- To: jpff%maths.bath.ac.uk@NSS.Cs.Ucl.AC.UK
- Subject: Re: issue BOGUS-FIXNUMS (initial draft)
- From: Rob.MacLachlan@WB1.CS.CMU.EDU
- Date: Tue, 12 Jul 88 14:49:53 EDT
- Cc: sandra <@cs.utah.edu:sandra@cdr>, firstname.lastname@example.org
- In-reply-to: Your message of Tue, 12 Jul 88 10:33:24 -0000.
Striking the FIXNUM type specifier doesn't mean fixnums cease to exist: it
just means this implementation detail is somewhat better hidden. There
would be nothing to prevent an application that currently uses FIXNUM from
(deftype fixnum () '(signed-byte 16))
Or whatever property the program was assuming that FIXNUM had.
Any compiler that can't recognize this deftype as a subtype of its internal
fixnum type (if it in fact is) is broken (not to say that there aren't lots
of broken compilers).
But I think that the issue isn't quite as clear-cut as the anti-fixnums are

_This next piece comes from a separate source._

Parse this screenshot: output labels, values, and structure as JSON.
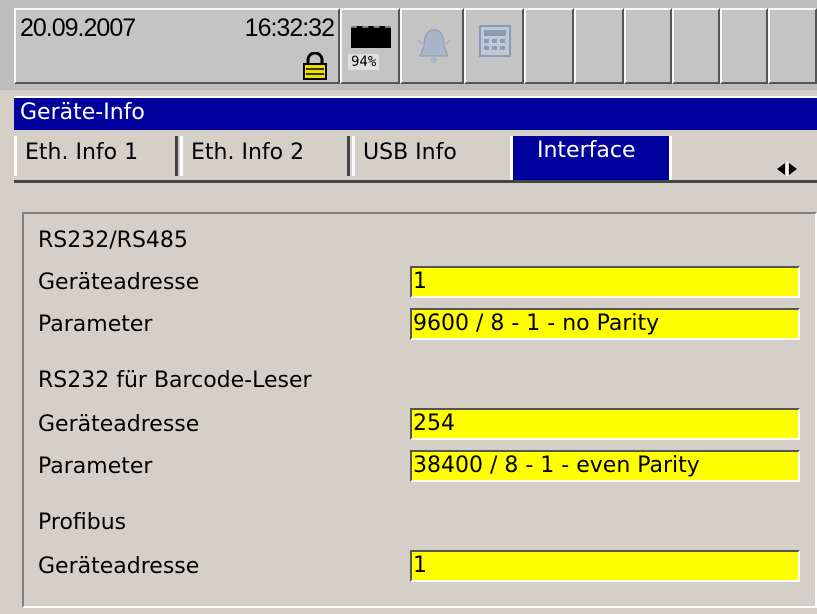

making it. In many implementations, a fixnum type constraint results in a
>10x performance improvement. People tuning programs for these
implementations cannot ignore this reality, and need some kind of handle on

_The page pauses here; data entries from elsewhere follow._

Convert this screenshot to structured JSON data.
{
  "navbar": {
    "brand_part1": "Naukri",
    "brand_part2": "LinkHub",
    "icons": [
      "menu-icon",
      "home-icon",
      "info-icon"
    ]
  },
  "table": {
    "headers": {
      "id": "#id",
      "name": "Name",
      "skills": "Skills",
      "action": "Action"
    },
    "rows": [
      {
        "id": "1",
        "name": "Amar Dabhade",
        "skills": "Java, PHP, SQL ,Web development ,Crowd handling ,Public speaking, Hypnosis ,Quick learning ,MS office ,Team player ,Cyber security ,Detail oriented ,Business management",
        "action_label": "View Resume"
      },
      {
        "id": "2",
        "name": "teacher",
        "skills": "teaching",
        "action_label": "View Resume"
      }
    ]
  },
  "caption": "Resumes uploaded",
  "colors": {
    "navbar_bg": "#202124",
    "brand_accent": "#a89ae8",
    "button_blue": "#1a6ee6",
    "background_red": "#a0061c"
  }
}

a "good" integer subrange.
Even if the FIXNUM type specified were flushed, the constants delimiting
the implementation fixnum range should remain. Of course, with these

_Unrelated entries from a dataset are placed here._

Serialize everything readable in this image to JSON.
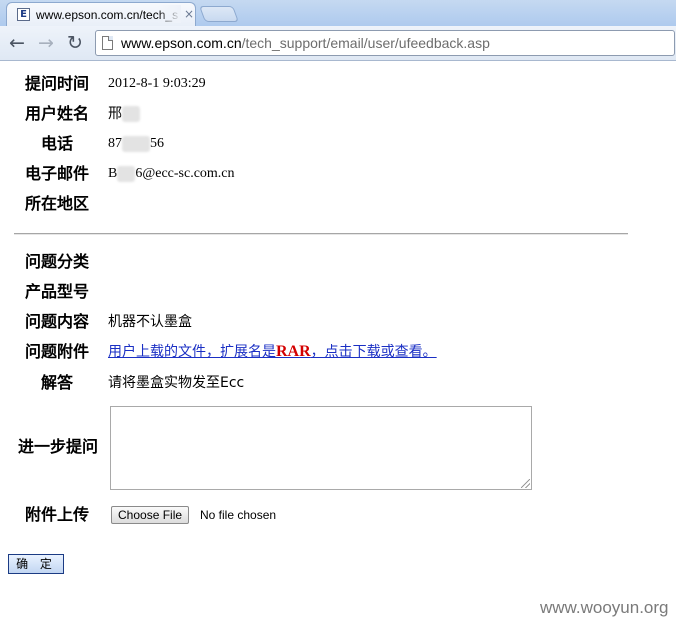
{
  "browser": {
    "tab": {
      "favicon_letter": "E",
      "title": "www.epson.com.cn/tech_s",
      "close_glyph": "×"
    },
    "nav": {
      "back_glyph": "←",
      "forward_glyph": "→",
      "reload_glyph": "↻"
    },
    "address": {
      "host": "www.epson.com.cn",
      "path": "/tech_support/email/user/ufeedback.asp"
    }
  },
  "form": {
    "submit_time": {
      "label": "提问时间",
      "value": "2012-8-1 9:03:29"
    },
    "user_name": {
      "label": "用户姓名",
      "value_visible": "邢"
    },
    "phone": {
      "label": "电话",
      "value_prefix": "87",
      "value_suffix": "56"
    },
    "email": {
      "label": "电子邮件",
      "value_prefix": "B",
      "value_suffix": "6@ecc-sc.com.cn"
    },
    "region": {
      "label": "所在地区",
      "value": ""
    },
    "category": {
      "label": "问题分类",
      "value": ""
    },
    "model": {
      "label": "产品型号",
      "value": ""
    },
    "content": {
      "label": "问题内容",
      "value": "机器不认墨盒"
    },
    "attachment": {
      "label": "问题附件",
      "link_prefix": "用户上载的文件，扩展名是",
      "link_ext": "RAR",
      "link_suffix": "，点击下载或查看。"
    },
    "answer": {
      "label": "解答",
      "value": "请将墨盒实物发至Ecc"
    },
    "followup": {
      "label": "进一步提问",
      "value": ""
    },
    "upload": {
      "label": "附件上传",
      "button_label": "Choose File",
      "status": "No file chosen"
    },
    "confirm_label": "确 定"
  },
  "watermark": "www.wooyun.org",
  "colors": {
    "link": "#1a2fc4",
    "ext_highlight": "#d40000",
    "button_border": "#1b3b84"
  }
}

constants, once can always:
(deftype fixnum () `(integer ,most-negative-fixnum ,most-positive-fixnum))
And of course, people will do this. And their programs will still run
fast, and will still run with no problem on the vast majority of
implementations with a reasonable fixnum size.